Exercise prompt: Each line below is to be copied out exactly, and none may be omitted.

*** Material provided ***

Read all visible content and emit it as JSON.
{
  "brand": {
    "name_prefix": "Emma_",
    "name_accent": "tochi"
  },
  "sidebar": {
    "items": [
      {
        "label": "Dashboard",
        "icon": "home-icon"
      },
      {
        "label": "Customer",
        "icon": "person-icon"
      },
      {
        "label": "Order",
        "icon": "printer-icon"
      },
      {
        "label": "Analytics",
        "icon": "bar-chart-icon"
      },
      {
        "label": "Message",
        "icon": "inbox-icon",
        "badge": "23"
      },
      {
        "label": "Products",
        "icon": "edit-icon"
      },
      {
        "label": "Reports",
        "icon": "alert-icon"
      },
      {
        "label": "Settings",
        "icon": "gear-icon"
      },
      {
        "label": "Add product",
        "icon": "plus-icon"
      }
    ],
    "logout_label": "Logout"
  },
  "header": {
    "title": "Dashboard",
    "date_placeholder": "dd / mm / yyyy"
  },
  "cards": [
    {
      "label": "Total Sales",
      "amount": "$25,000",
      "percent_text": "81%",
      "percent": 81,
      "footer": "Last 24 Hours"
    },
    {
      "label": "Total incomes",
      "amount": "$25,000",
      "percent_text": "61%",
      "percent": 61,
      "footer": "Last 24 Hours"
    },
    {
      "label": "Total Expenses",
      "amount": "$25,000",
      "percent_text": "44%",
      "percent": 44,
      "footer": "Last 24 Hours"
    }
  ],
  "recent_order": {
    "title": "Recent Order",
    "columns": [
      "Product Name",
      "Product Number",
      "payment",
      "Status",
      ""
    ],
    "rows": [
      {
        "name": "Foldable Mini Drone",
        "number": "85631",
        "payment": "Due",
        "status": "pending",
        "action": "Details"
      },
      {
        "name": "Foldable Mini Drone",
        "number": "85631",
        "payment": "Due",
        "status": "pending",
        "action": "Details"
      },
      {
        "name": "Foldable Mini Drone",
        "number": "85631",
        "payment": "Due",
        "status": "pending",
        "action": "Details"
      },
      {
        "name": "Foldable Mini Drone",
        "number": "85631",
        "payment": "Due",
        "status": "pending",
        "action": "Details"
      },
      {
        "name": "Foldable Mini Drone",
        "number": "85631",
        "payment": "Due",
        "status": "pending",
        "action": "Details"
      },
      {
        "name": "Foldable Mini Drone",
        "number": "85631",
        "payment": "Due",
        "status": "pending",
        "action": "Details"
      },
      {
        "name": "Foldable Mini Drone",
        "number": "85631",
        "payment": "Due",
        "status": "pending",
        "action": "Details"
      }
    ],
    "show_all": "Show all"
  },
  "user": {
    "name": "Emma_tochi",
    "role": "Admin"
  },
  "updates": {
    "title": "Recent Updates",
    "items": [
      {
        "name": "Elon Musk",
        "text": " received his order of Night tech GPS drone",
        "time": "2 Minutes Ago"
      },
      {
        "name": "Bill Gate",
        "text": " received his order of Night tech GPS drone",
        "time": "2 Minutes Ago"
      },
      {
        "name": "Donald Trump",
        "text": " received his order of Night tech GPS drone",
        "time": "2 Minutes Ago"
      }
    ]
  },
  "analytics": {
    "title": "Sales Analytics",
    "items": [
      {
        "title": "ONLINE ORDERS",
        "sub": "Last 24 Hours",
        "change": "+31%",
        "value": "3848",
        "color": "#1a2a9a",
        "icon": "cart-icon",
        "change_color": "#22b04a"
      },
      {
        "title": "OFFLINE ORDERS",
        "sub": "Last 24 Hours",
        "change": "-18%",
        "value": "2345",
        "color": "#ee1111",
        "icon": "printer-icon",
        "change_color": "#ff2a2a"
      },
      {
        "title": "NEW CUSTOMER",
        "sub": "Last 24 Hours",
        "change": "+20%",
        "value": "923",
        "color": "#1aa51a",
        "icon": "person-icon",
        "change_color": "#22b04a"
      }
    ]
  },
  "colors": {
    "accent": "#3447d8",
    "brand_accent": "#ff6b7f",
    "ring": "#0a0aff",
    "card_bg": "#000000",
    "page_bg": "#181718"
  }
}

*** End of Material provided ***

Reply:
Read all visible content and emit it as JSON.
{
  "brand": {
    "name_prefix": "Emma_",
    "name_accent": "tochi"
  },
  "sidebar": {
    "items": [
      {
        "label": "Dashboard",
        "icon": "home-icon"
      },
      {
        "label": "Customer",
        "icon": "person-icon"
      },
      {
        "label": "Order",
        "icon": "printer-icon"
      },
      {
        "label": "Analytics",
        "icon": "bar-chart-icon"
      },
      {
        "label": "Message",
        "icon": "inbox-icon",
        "badge": "23"
      },
      {
        "label": "Products",
        "icon": "edit-icon"
      },
      {
        "label": "Reports",
        "icon": "alert-icon"
      },
      {
        "label": "Settings",
        "icon": "gear-icon"
      },
      {
        "label": "Add product",
        "icon": "plus-icon"
      }
    ],
    "logout_label": "Logout"
  },
  "header": {
    "title": "Dashboard",
    "date_placeholder": "dd / mm / yyyy"
  },
  "cards": [
    {
      "label": "Total Sales",
      "amount": "$25,000",
      "percent_text": "81%",
      "percent": 81,
      "footer": "Last 24 Hours"
    },
    {
      "label": "Total incomes",
      "amount": "$25,000",
      "percent_text": "61%",
      "percent": 61,
      "footer": "Last 24 Hours"
    },
    {
      "label": "Total Expenses",
      "amount": "$25,000",
      "percent_text": "44%",
      "percent": 44,
      "footer": "Last 24 Hours"
    }
  ],
  "recent_order": {
    "title": "Recent Order",
    "columns": [
      "Product Name",
      "Product Number",
      "payment",
      "Status",
      ""
    ],
    "rows": [
      {
        "name": "Foldable Mini Drone",
        "number": "85631",
        "payment": "Due",
        "status": "pending",
        "action": "Details"
      },
      {
        "name": "Foldable Mini Drone",
        "number": "85631",
        "payment": "Due",
        "status": "pending",
        "action": "Details"
      },
      {
        "name": "Foldable Mini Drone",
        "number": "85631",
        "payment": "Due",
        "status": "pending",
        "action": "Details"
      },
      {
        "name": "Foldable Mini Drone",
        "number": "85631",
        "payment": "Due",
        "status": "pending",
        "action": "Details"
      },
      {
        "name": "Foldable Mini Drone",
        "number": "85631",
        "payment": "Due",
        "status": "pending",
        "action": "Details"
      },
      {
        "name": "Foldable Mini Drone",
        "number": "85631",
        "payment": "Due",
        "status": "pending",
        "action": "Details"
      },
      {
        "name": "Foldable Mini Drone",
        "number": "85631",
        "payment": "Due",
        "status": "pending",
        "action": "Details"
      }
    ],
    "show_all": "Show all"
  },
  "user": {
    "name": "Emma_tochi",
    "role": "Admin"
  },
  "updates": {
    "title": "Recent Updates",
    "items": [
      {
        "name": "Elon Musk",
        "text": " received his order of Night tech GPS drone",
        "time": "2 Minutes Ago"
      },
      {
        "name": "Bill Gate",
        "text": " received his order of Night tech GPS drone",
        "time": "2 Minutes Ago"
      },
      {
        "name": "Donald Trump",
        "text": " received his order of Night tech GPS drone",
        "time": "2 Minutes Ago"
      }
    ]
  },
  "analytics": {
    "title": "Sales Analytics",
    "items": [
      {
        "title": "ONLINE ORDERS",
        "sub": "Last 24 Hours",
        "change": "+31%",
        "value": "3848",
        "color": "#1a2a9a",
        "icon": "cart-icon",
        "change_color": "#22b04a"
      },
      {
        "title": "OFFLINE ORDERS",
        "sub": "Last 24 Hours",
        "change": "-18%",
        "value": "2345",
        "color": "#ee1111",
        "icon": "printer-icon",
        "change_color": "#ff2a2a"
      },
      {
        "title": "NEW CUSTOMER",
        "sub": "Last 24 Hours",
        "change": "+20%",
        "value": "923",
        "color": "#1aa51a",
        "icon": "person-icon",
        "change_color": "#22b04a"
      }
    ]
  },
  "colors": {
    "accent": "#3447d8",
    "brand_accent": "#ff6b7f",
    "ring": "#0a0aff",
    "card_bg": "#000000",
    "page_bg": "#181718"
  }
}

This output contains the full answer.